- Trump's Iran Nuclear Deal Announcement
- November 14, 2017 | Author: Saul Reinaldo Newsome
- Law Firm: Breazeale, Sachse & Wilson, L.L.P. - Baton Rouge Office
Today, President Trump announced his intent to decertify Iran's compliance with the Joint Comprehensive Plan of Action (JCPOA or Iran Nuclear Deal). However, his announcement does not necessarily mean that the United States has withdrawn from the Iran deal. Instead his announcement gives Congress sixty (60) days to determine whether it would violate the Deal.
The U.S. involvement in the JCPOA can be terminated in two ways: 1) by a decision of the President to withdraw the U.S.'s involvement; or, 2) by an act of Congress or the President which imposes certain sanctions against Iran that violate the JPCOA. The President chose not to withdraw from the deal, but kicked the can to Congress. Under the Iran Review Act, the President must report to Congress every ninety (90) days on the progress of the Iran Deal. The President must certify that: 1) Iran is in compliance with the JCPOA; and, 2) that continued suspension of the previous sanctions against Iran is vital to the national security interest of United States.
By most accounts, Iran has complied with the technical terms of the Joint Comprehensive Plan of Action. However, the President emphasized that Iran has violated the "spirit" of the deal. For the purposes of the Iran Review Act, violation of the spirit of the deal is not a relevant trigger. However, the President also announced that waving sanctions is not "in the vital security interests of the United States." Under the Iran Review Act, the President's failure to provide the second certification triggers an opportunity for Congress to re-impose sanctions against Iran and for Congress to violate the JCPOA. Congress will have sixty (60) days from the 15th of October to determine whether it wishes to impose previous sanctions on Iran.

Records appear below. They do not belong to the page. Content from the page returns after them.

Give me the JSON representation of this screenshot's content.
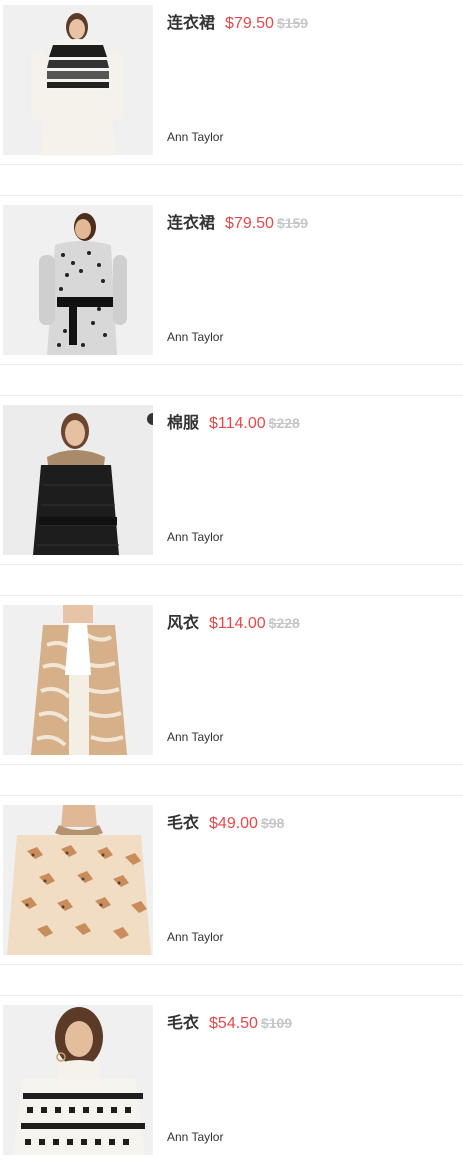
{
  "products": [
    {
      "name": "连衣裙",
      "price": "$79.50",
      "original_price": "$159",
      "brand": "Ann Taylor",
      "image": "black-white-striped-sweater-dress"
    },
    {
      "name": "连衣裙",
      "price": "$79.50",
      "original_price": "$159",
      "brand": "Ann Taylor",
      "image": "leopard-print-knit-dress"
    },
    {
      "name": "棉服",
      "price": "$114.00",
      "original_price": "$228",
      "brand": "Ann Taylor",
      "image": "black-puffer-coat-fur-collar"
    },
    {
      "name": "风衣",
      "price": "$114.00",
      "original_price": "$228",
      "brand": "Ann Taylor",
      "image": "tan-zebra-print-coat"
    },
    {
      "name": "毛衣",
      "price": "$49.00",
      "original_price": "$98",
      "brand": "Ann Taylor",
      "image": "horse-print-sweater"
    },
    {
      "name": "毛衣",
      "price": "$54.50",
      "original_price": "$109",
      "brand": "Ann Taylor",
      "image": "fair-isle-turtleneck-sweater"
    }
  ]
}
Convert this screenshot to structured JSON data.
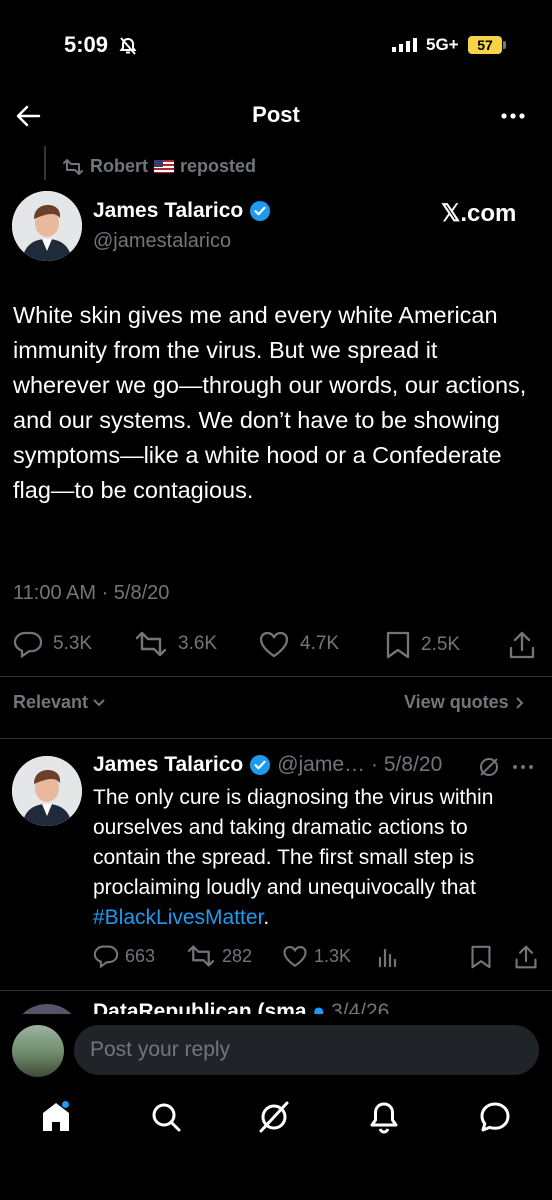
{
  "status_bar": {
    "time": "5:09",
    "network": "5G+",
    "battery": "57"
  },
  "header": {
    "title": "Post"
  },
  "repost": {
    "user": "Robert",
    "label": "reposted"
  },
  "post": {
    "author_name": "James Talarico",
    "author_handle": "@jamestalarico",
    "source": "𝕏.com",
    "text": "White skin gives me and every white American immunity from the virus. But we spread it wherever we go—through our words, our actions, and our systems. We don’t have to be showing symptoms—like a white hood or a Confederate flag—to be contagious.",
    "timestamp": "11:00 AM · 5/8/20",
    "counts": {
      "replies": "5.3K",
      "reposts": "3.6K",
      "likes": "4.7K",
      "bookmarks": "2.5K"
    }
  },
  "sort": {
    "label": "Relevant",
    "view_quotes": "View quotes"
  },
  "reply": {
    "author_name": "James Talarico",
    "author_handle": "@jame…",
    "date": "· 5/8/20",
    "text": "The only cure is diagnosing the virus within ourselves and taking dramatic actions to contain the spread. The first small step is proclaiming loudly and unequivocally that ",
    "hashtag": "#BlackLivesMatter",
    "text_end": ".",
    "counts": {
      "replies": "663",
      "reposts": "282",
      "likes": "1.3K"
    }
  },
  "next_reply_peek": {
    "author_name": "DataRepublican (sma",
    "date": "3/4/26"
  },
  "compose": {
    "placeholder": "Post your reply"
  },
  "colors": {
    "background": "#000000",
    "accent": "#1d9bf0",
    "muted": "#71767b",
    "verified": "#1d9bf0"
  },
  "icons": [
    "back-arrow-icon",
    "more-icon",
    "repost-icon",
    "verified-icon",
    "reply-icon",
    "like-icon",
    "bookmark-icon",
    "share-icon",
    "views-icon",
    "grok-icon",
    "home-icon",
    "search-icon",
    "notifications-icon",
    "messages-icon"
  ]
}
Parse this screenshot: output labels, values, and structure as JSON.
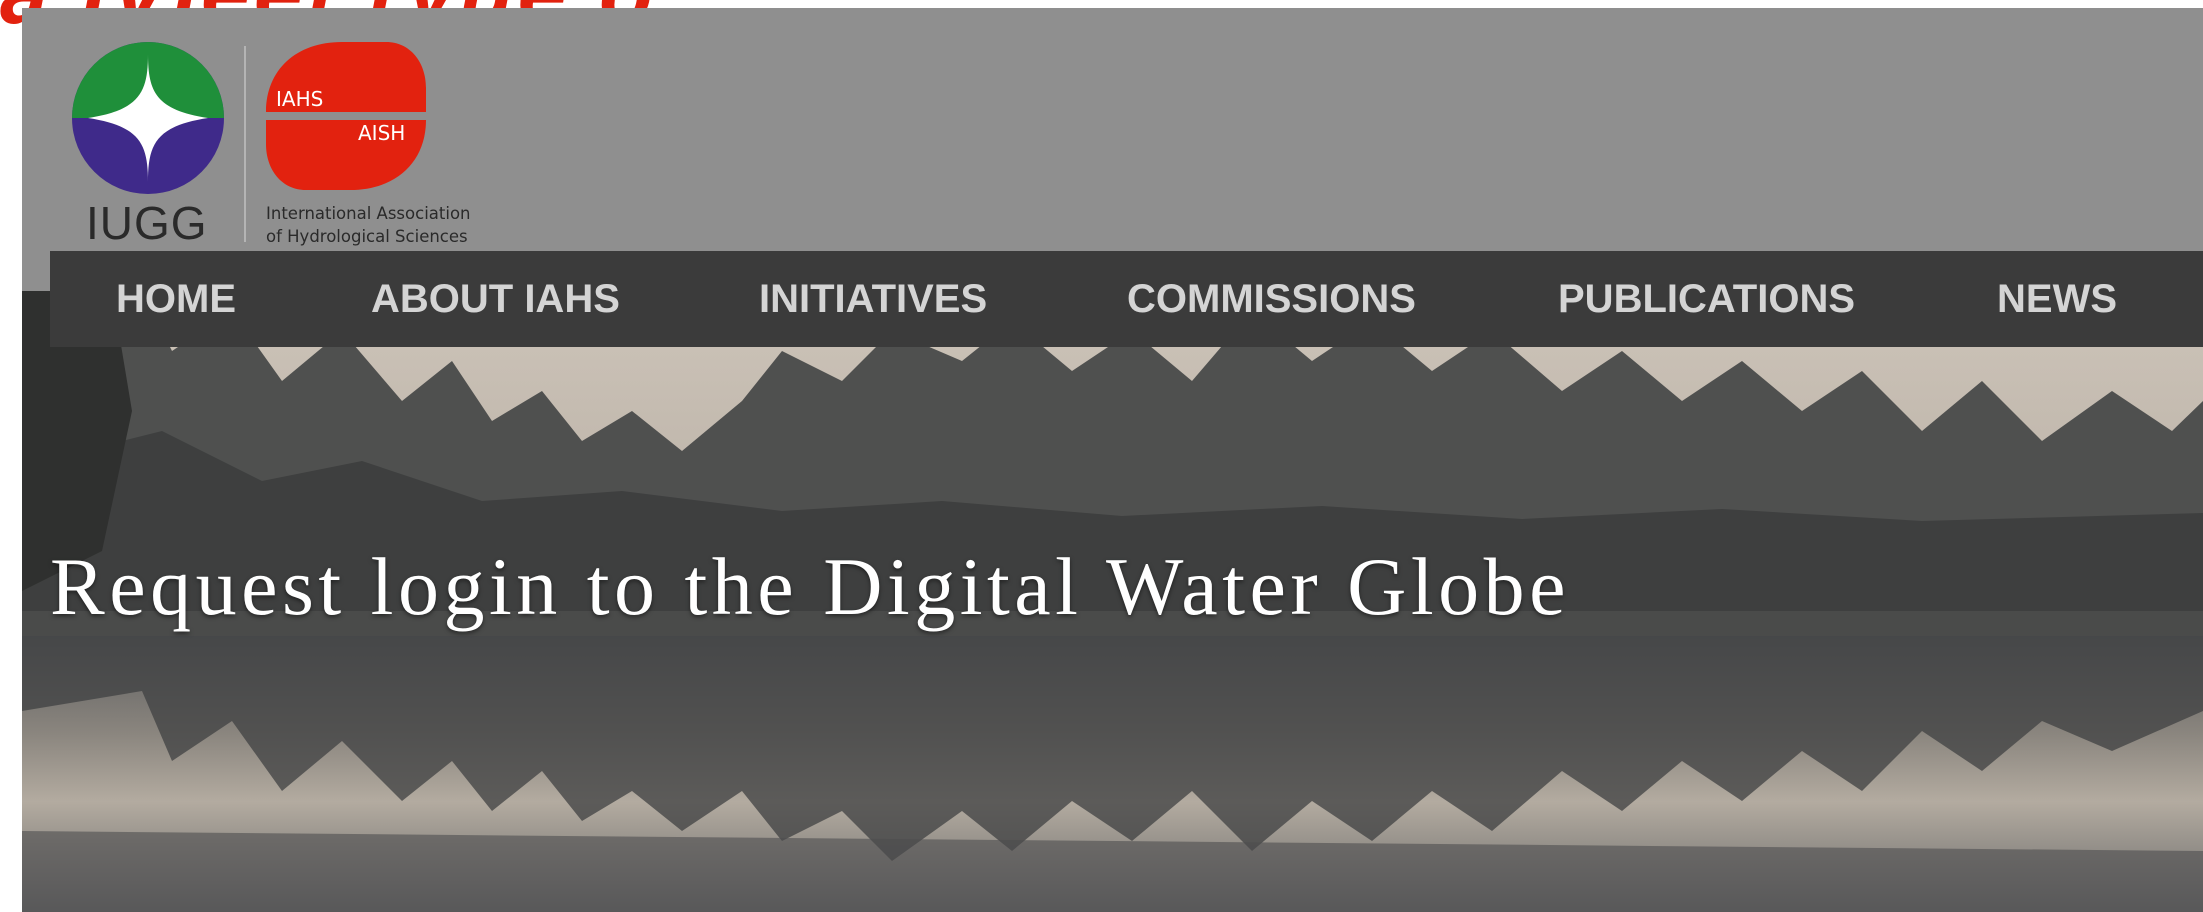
{
  "top_banner": {
    "partial_text": "a IVIeet ryue o"
  },
  "header": {
    "iugg_label": "IUGG",
    "iahs_logo_text_left": "IAHS",
    "iahs_logo_text_right": "AISH",
    "iahs_name_line1": "International Association",
    "iahs_name_line2": "of Hydrological Sciences"
  },
  "nav": {
    "items": [
      {
        "label": "HOME"
      },
      {
        "label": "ABOUT IAHS"
      },
      {
        "label": "INITIATIVES"
      },
      {
        "label": "COMMISSIONS"
      },
      {
        "label": "PUBLICATIONS"
      },
      {
        "label": "NEWS"
      }
    ]
  },
  "hero": {
    "title": "Request login to the Digital Water Globe"
  },
  "colors": {
    "header_bg": "#8f8f8f",
    "nav_bg": "#3b3b3b",
    "nav_text": "#d4d4d4",
    "iugg_green": "#1f8f3a",
    "iugg_purple": "#3f2a8a",
    "iahs_red": "#e2220f",
    "top_text_red": "#e2220f"
  }
}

For now, The Iran-related sanctions waivers are still in effect and U.S. companies, through their foreign subsidiaries, are still authorized to conduct petroleum and petrochemical activities, provided that they remain in compliance with the sanctions waivers.